device per connected 'customer' needs this info, and the packets 
bring this info to it.

That's surely the opposite of a scaling problem.

This 6pp paper is the best we could do to succinctly describe how the 
most minimalist control system could work:
   Policing Freedom to Use the Internet Resource Pool
Or I can provide much more detail on request.

>I'm in favor of having ISPs be able to limit congestion in a 
>reasonable way, but I'm interested in approaches that scale. I'm 
>also concerned about what looks to me like a persistent under-run. 
>If Alice sends Bob a stream of traffic, Bob replies noting her mark 
>count, and she re-replies re-inserting that mark count, there is 
>always some probability that her re-inserted reply is itself marked 
>and Bob no longer cares. If the network is drawing broad conclusions 
>from aggregated marks, it seems it would need to account for the under
>  -run.

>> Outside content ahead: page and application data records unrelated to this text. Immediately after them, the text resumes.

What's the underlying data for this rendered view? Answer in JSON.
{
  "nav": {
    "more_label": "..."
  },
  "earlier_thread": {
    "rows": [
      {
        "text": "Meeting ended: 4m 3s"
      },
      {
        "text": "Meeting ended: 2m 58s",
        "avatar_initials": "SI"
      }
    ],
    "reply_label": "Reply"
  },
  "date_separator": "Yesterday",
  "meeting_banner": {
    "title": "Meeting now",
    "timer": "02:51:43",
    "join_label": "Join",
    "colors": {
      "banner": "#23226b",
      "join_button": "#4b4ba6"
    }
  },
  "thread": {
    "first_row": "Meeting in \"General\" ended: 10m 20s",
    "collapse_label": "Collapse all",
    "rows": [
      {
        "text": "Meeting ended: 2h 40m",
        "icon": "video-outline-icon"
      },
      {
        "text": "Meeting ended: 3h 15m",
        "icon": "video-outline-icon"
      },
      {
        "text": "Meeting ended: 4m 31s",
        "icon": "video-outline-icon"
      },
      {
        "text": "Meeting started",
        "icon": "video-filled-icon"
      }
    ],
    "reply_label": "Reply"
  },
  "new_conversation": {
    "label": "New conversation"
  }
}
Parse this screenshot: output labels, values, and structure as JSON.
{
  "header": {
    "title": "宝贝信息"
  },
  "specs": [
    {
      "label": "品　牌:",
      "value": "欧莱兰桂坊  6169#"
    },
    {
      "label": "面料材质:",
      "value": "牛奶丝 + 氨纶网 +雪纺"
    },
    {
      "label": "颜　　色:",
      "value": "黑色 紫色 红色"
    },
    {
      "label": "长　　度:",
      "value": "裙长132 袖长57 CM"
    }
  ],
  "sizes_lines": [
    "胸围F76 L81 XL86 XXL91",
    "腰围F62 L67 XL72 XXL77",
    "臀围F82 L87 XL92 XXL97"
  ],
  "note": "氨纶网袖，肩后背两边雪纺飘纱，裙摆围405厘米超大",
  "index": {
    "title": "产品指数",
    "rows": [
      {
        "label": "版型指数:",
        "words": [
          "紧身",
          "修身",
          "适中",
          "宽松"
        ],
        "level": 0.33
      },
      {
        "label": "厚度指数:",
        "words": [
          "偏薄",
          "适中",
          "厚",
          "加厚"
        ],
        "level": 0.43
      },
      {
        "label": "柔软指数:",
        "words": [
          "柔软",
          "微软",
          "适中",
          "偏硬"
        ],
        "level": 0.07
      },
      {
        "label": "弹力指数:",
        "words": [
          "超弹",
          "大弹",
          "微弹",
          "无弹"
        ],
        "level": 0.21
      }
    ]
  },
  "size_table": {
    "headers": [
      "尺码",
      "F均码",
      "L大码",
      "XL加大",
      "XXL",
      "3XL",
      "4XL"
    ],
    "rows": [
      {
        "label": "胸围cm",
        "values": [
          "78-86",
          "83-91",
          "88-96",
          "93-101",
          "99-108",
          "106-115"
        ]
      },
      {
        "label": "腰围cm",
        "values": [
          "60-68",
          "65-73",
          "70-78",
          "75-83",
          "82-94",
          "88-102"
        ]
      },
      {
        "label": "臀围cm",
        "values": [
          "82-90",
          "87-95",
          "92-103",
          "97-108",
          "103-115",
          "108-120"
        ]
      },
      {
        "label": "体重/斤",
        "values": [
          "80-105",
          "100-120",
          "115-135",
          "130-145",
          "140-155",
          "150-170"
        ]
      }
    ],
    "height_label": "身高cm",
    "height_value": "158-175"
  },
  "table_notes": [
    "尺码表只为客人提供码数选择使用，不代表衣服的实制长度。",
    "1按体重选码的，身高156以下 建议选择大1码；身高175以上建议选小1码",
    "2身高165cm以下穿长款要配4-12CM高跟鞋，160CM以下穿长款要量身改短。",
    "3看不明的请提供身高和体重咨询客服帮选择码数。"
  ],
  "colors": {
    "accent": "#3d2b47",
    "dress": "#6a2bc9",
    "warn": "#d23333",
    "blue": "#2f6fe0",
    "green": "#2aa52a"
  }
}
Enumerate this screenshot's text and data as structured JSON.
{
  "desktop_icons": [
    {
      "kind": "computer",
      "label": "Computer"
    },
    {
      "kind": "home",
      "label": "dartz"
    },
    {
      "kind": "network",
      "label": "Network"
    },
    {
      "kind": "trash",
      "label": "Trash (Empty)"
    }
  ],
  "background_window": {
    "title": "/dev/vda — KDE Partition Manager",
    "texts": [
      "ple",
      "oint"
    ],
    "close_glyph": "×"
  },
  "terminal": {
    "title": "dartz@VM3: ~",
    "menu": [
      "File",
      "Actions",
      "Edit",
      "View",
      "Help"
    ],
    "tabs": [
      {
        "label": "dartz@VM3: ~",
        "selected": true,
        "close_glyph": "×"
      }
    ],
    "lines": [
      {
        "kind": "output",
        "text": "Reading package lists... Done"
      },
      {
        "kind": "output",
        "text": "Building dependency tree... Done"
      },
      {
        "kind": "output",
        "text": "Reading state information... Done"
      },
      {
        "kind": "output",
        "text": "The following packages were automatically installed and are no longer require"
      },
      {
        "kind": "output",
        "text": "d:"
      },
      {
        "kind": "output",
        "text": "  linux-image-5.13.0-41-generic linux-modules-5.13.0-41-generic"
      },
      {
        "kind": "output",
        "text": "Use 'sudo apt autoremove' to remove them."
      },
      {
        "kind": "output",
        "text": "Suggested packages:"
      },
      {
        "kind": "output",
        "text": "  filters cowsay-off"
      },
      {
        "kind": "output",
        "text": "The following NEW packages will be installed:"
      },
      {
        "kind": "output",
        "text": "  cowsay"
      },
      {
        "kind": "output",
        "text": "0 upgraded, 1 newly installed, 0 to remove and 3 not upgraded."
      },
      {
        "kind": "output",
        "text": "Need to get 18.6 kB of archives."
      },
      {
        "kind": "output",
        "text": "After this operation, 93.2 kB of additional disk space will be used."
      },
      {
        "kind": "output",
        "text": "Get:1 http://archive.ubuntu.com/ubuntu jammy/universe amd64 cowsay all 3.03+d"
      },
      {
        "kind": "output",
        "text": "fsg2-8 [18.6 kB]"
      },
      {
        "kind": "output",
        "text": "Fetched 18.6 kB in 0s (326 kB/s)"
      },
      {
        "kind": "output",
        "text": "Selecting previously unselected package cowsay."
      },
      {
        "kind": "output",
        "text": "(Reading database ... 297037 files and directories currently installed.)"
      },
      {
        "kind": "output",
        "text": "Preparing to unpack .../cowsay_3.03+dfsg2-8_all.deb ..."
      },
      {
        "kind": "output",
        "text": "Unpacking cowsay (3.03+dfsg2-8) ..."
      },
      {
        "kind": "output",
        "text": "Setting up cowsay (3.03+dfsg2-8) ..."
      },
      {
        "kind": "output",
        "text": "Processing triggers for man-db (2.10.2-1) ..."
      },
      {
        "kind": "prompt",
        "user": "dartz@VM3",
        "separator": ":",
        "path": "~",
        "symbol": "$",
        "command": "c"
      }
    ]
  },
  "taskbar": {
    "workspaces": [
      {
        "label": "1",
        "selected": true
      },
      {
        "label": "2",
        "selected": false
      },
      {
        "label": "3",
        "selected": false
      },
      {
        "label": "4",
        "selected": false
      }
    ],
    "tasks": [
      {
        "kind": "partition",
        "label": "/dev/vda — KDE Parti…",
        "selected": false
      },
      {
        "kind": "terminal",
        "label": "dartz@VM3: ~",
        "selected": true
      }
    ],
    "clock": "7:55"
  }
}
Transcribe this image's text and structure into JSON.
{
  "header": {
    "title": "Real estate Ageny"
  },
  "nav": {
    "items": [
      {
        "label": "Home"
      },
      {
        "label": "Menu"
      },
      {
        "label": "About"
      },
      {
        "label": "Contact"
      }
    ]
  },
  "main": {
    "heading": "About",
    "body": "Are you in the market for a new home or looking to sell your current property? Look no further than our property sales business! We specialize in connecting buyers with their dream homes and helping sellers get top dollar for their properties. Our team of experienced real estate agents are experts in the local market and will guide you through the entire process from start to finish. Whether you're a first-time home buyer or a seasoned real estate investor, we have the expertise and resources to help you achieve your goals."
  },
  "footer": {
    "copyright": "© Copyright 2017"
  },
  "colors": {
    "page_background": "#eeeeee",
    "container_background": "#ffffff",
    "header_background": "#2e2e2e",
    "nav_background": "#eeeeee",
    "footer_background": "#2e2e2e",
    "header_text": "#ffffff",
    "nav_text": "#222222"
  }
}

Ah, this is probably a misconception because we often describe re-ECN 
as simply reinsertion of black packets in response to feedback 
notifying red packets. Then, yes, black would lag red.

But one level of detail further down in the re-ecn-tcp I-D, the 
source has to keep the balance positive by sending sufficient green 
packets from the start. Green and black count the same in the 
network, but they can be distinguished if you need to separate actual 
congestion from just being cautious. This is a subtle, but crucial 
part of the protocol (IMHO), which allows the anti-cheating 
mechanisms to be much simpler.

For TCP, we've calculated the SYN, and the first & third data packets 
should be green, altho Mirja has pointed out an error in our maths on 
this, so we have to correct that.

>Another way in which I scratch my head is what one actually does. If 
>we're OK with maintaining per-address or per-prefix state of some 
>sort, I would find myself wondering about a variation on fair 
>queuing that uses the later of "a time or sequence number dictated 
>by the source address" and "a time or sequence number dictated by 
>the destination address", and only keeps track of addresses/prefixes 
>that have been recently used.
>That allows the ISP to be in control of its own congestion without 
>the compliance of neighboring networks or the hosts in them. But 
>that's just me.

Don't understand. Do you want to say more?

BTW, we designed re-ECN so that you don't have to trust that the 
source address has any meaning - it can just be used as an opaque 
label, not a locator. So a receiving network doesn't have to care 
about source addresses in upstream networks - it's independent of 
whether mechanisms like src addr validation (SAVI) are widely 
deployed or not. And it's OK with NATs & tunnels.


>re-ECN mailing list

Bob Briscoe,                                BT Innovate & Design